I think it’s not even a surprise anymore if any of us had seen or experienced shaming by our civic or religion teachers during our time in school when they found out we’re either a fan of British pop, indie rock, Kpop, or anything “imported”. For some reason, liking things from another part of the world is what makes this country’s economy and morals plummet. Therefore, some say that it is important to worship an art piece basing its worth on where it originates, whilst downplaying the worth of another art piece that comes from your own homeland because of some inferiority complex that will take up on another conversation. But, in terms of something so lighthearted, such as liking a certain food, music, or any pop culture things from anywhere in the world, I think we can agree that we cannot exactly control what we like and what we don’t since “love” cannot be forced.
So then, does being a fan of any artists or any artwork outside of our country make us love our country any less? Does it make us any less nationalist or patriotic? Both traits have been ingrained in us for twelve years in school. Does liking Red Velvet’s new releases automatically make one despise each and every part of Indonesian culture? Does enjoying Attack on Titan make one an avid hater of Adit Sopo Jarwo?
There is an understandable fear that causes this shaming trend to spark. Many people, especially those from the older generation or actively participating in Indonesian pop culture, are afraid that many Indonesian viewers, especially the youth, will lose interest in Indonesian pop culture altogether. In a particular viral interview, Indonesian comedian and actress, Asri Welas, expressed how sorry she felt for Indonesia for having the K-pop “pandemic”, and how Indonesian people are losing interest in local entertainment. This, of course, sparked many opposing opinions and conversations.
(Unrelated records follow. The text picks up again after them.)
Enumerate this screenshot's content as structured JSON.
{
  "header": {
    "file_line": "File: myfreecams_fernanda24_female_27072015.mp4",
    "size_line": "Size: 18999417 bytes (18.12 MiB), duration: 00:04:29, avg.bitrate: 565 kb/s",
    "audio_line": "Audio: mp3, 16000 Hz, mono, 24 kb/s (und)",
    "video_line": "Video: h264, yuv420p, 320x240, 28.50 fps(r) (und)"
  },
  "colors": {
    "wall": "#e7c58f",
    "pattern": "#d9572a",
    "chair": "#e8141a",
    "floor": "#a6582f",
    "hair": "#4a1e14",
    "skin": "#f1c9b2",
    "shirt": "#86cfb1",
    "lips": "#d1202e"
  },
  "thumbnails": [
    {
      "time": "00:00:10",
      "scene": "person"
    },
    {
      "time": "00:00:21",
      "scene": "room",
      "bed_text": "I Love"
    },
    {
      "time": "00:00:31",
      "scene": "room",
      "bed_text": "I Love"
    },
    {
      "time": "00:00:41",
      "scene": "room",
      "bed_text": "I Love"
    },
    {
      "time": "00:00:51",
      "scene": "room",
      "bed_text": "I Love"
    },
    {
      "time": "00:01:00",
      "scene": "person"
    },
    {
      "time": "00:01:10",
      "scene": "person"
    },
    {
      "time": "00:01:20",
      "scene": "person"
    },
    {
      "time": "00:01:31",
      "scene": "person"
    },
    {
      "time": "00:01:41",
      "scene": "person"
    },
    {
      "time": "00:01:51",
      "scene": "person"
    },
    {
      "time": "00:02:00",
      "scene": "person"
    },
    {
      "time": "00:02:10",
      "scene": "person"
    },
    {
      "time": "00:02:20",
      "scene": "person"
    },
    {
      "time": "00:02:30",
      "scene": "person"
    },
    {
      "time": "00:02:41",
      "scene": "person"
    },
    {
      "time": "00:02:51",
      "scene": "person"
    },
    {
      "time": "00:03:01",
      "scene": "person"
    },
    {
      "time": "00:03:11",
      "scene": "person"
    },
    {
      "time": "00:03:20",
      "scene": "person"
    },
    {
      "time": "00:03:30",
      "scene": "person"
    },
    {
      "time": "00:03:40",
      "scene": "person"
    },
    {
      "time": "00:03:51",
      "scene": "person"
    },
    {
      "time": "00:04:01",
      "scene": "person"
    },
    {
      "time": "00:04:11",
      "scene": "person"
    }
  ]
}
Many argue that the lack of quality and substance in Indonesian pop culture products recently—such as soap operas, variety shows, comedy shows, and even YouTube content, become the reason why many Indonesian youths have to search for better entertainment from other countries. People are not as tolerant of jokes jabbing at people’s intelligence, physical appearance, and ethnic identities anymore. People are becoming less interested in family feuds, cheating scandals, and setting up catfights to promote a new over-autotuned single. Everyone laughs seeing a dead body of a supposed villainous character being bombed by a meteor instead of fearing for their own morals. Many are tired of the same recycled plot of a beautiful poor girl meeting a cold but rich guy that happens to be handsome, falling in love and for some reason needs more than 200 episodes for the story to end.
Moreover, there’s no such thing as Indonesian youth completely leaving behind local pop culture things. If anything, they’re just searching for another outlet or platform to search for it other than any big TV stations. Acts like Arif Muhammad, an influencer, who cosplays a typical North Sumatran mother, which can bring Indonesian culture to the audience, and it will be great if the contents become trending. New names such as Lathi, Stephanie Poetri, and Dita Karang are flourishing online for their music. Content creators such as Jerome Polin, who serves entertaining and educational content, are still doing well in terms of fame and relevancy. These prove how no one is completely leaving the Indonesian entertainment scheme in the bigger picture.
I think the question raised shouldn’t be “Why are these kids leaving their local entertainment providers (such as TV series or mainstream music)?” but “What makes them have to search for entertainment from outside their own native language?”.